• ASSIGNED TASK
Check every line of the data for the string "handle" and copy the ones that have it.

(Data extracted from a collection)
########

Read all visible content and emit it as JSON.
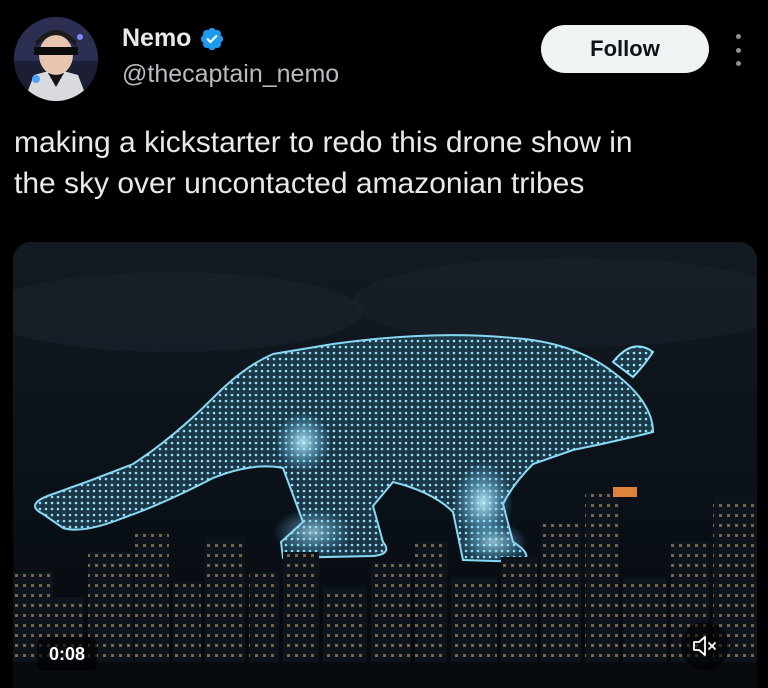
{
  "author": {
    "display_name": "Nemo",
    "handle": "@thecaptain_nemo",
    "verified_icon": "verified-badge-icon",
    "avatar_icon": "profile-avatar"
  },
  "actions": {
    "follow_label": "Follow",
    "more_icon": "more-options-icon"
  },
  "tweet": {
    "text_line1": "making a kickstarter to redo this drone show in",
    "text_line2": "the sky over uncontacted amazonian tribes"
  },
  "video": {
    "duration": "0:08",
    "mute_icon": "volume-muted-icon"
  },
  "colors": {
    "background": "#000000",
    "text": "#e7e9ea",
    "handle": "#b7bcc1",
    "verified": "#1d9bf0",
    "follow_bg": "#eff3f4",
    "drone_glow": "#8fe3ff"
  }
}
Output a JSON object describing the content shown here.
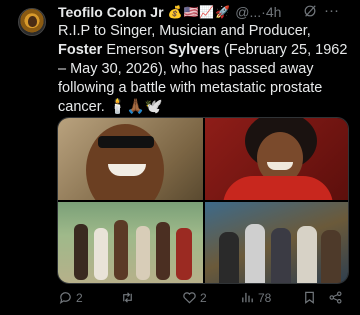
{
  "post": {
    "author_name": "Teofilo Colon Jr",
    "author_emojis": "💰🇺🇸📈🚀",
    "handle": "@...",
    "time_sep": " · ",
    "time": "4h",
    "text_intro": "R.I.P to Singer, Musician and Producer, ",
    "text_name_first": "Foster",
    "text_name_mid": " Emerson ",
    "text_name_last": "Sylvers",
    "text_rest": " (February 25, 1962 – May 30, 2026), who has passed away following a battle with metastatic prostate cancer. 🕯️🙏🏾🕊️",
    "more_label": "···"
  },
  "actions": {
    "replies": "2",
    "reposts": "",
    "likes": "2",
    "views": "78"
  },
  "colors": {
    "background": "#000000",
    "text": "#e7e9ea",
    "muted": "#71767b"
  }
}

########

• ANSWER SECTION
    "handle": "@thecaptain_nemo",
    "handle": "#b7bcc1",
    "handle": "@...",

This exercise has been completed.